New York City Theater
"On Golden Pond"
Theatergoers in the mood for a cuddle might turn to Ernest Thompson's "On Golden Pond, which has the benefit of not only superb acting from the great James Earl Jones but direction by Leonard Foglia that sidesteps the icky sentimentality of the Hepburn-Fonda movie. Maybe it works, also, because it deals with family -- with Norman, his wife Ethel and their estranged daughter who has to deal not only with past and present beaus but the latter's irresistible young son. It's a work of reconciliation and mortality, linking the two with warmth and credibility.
Jones is a consummate actor, too long away from the stage. As Norman, he has tricks up his sleeve - rolling his r's as in "r-r-r-rigatoni," hurling thunderous but variable "No's," subtly hinting at death, making unexpected movements that become playlets of a man refusing to let go of life. It's an heroic performance.
Uggams lets her eyes show the fear that her words won't utter.

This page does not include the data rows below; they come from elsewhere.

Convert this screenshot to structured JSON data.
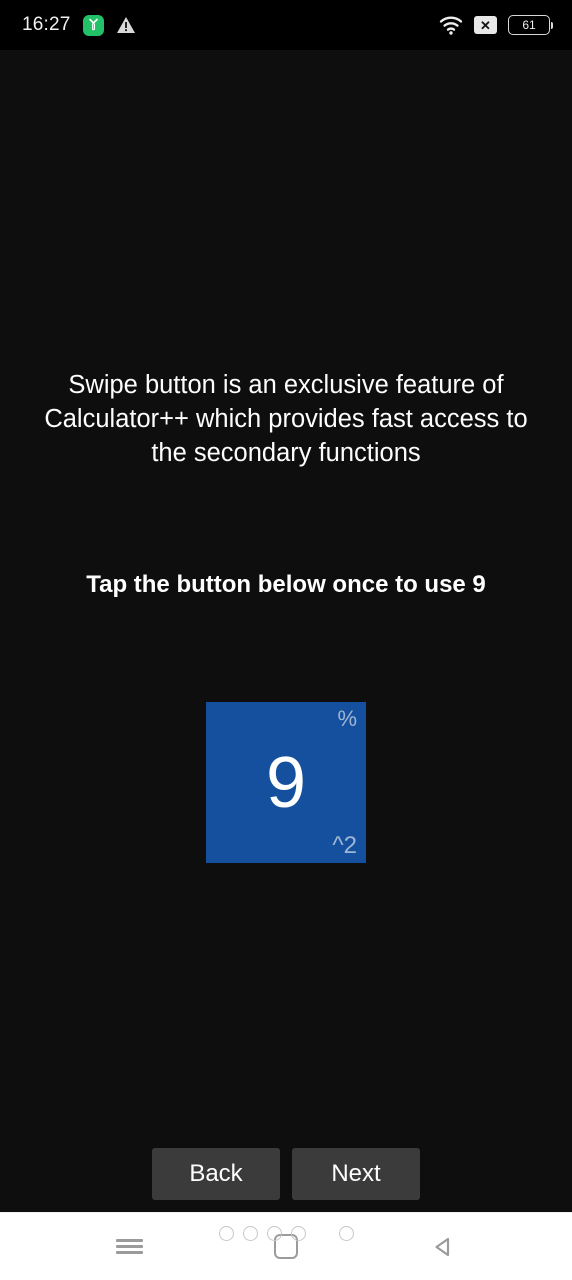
{
  "statusbar": {
    "time": "16:27",
    "icons": {
      "app_icon": "green-app-icon",
      "warning": "warning-triangle-icon",
      "wifi": "wifi-icon",
      "no_sim": "no-sim-icon",
      "no_sim_glyph": "✕",
      "battery": "battery-icon",
      "battery_level": "61"
    }
  },
  "tutorial": {
    "description": "Swipe button is an exclusive feature of Calculator++ which provides fast access to the secondary functions",
    "instruction": "Tap the button below once to use 9"
  },
  "calc_button": {
    "digit": "9",
    "top_right": "%",
    "bottom_right": "^2",
    "background": "#14509e",
    "digit_color": "#ffffff",
    "corner_color": "#9fb6d4"
  },
  "nav": {
    "back_label": "Back",
    "next_label": "Next",
    "button_bg": "#3b3b3b"
  },
  "pager": {
    "total": 6,
    "active_index": 4
  },
  "systemnav": {
    "recents": "recents-menu-icon",
    "home": "home-square-icon",
    "back": "back-triangle-icon"
  }
}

Brave and compassionate yet strong, she's the family rock, and the actress invests her with heart-tugging tenderness and spirit.
The rest of the cast is superb: Linda Powell (Colin Powell's daughter in real life) has a shiny naturalness as daughter Chelsea, with Alexander Mitchell as a saucy youngster, Peter Francis James as his self-confident father and Craig Bockhorn who gives a beautifully modulated portrait of the local postman.
-- David A. Rosenberg
April 20, 2005